(CPSA) The Anglican Archbishop of Cape Town, the Most Revd Njongonkulu Ndungane, emerged from his meeting with President Nelson Mandela on Thursday 5th March encouraged that the air had been cleared, following reports that the President had criticised him in front of two of his bishops and several other clergy.
Archbishop Ndungane, who was accompanied by a delegation of fourteen, including one of the bishops concerned, Bishop Duncan Buchanan of Johannesburg, said that fair and frank views had been exchanged during the meeting.
The President had indicated his unhappiness at remarks by the Archbishop in a newspaper interview published in early February.
Speaking at a press conference, Archbishop Ndungane said he did not want to deal with the detail of the differences that existed between himself and the President.
"But we have cleared the perception that there was tension between Church and state," he said.
He said one of the issues that had been misunderstood was the context in which he had made a remark that "Madiba magic won't solve South Africa's problems." He had made this comment in the belief that all South Africans needed to pull together and that they should recognise that with freedom goes responsibility.
"We cannot expect that the President is the only person who will be able to make a difference. All of us have to do so together,"he said.
Reacting to a question that a presidential spokesman had told the media after the meeting that he was misinformed, Archbishop Ndungane said he would not be drawn into responding to comments made by such spokesmen. Archbishop Ndungane said the government had the unenviable task in terms of meeting the demands and expectations of people who sought social upliftment.
Responding to another question as to whether the Church was the watchdog of the government, he said that all people were stewards of God's creation. "The moral function of the state is coordinate its resources in such a way so that all people had basic necessities, such as sufficient food, housing and shelter," he said. The state's performance would be measured against such benchmarks.
Archbishop Ndungane said he had been assured by President Mandela that his criticism of him at the earlier meeting had not been a personal attack, and that he had simply been seeking to explain what upset him, as he had done at today's meeting.
The Archbishop said he came out of the meeting satisfied that a spirit of reconciliation had been achieved.
Earlier, the Archbishop said the Church would maintain its stand of critical solidarity in its relationship with the government.
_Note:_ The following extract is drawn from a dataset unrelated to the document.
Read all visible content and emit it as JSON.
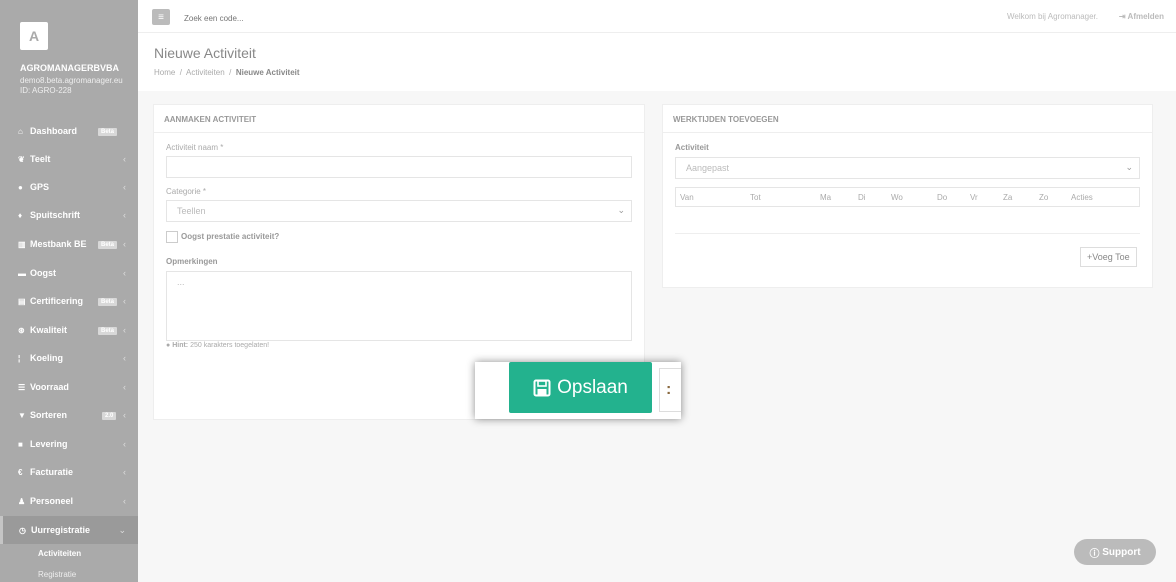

He reiterated that, when the Church felt it was necessary, it would criticise government.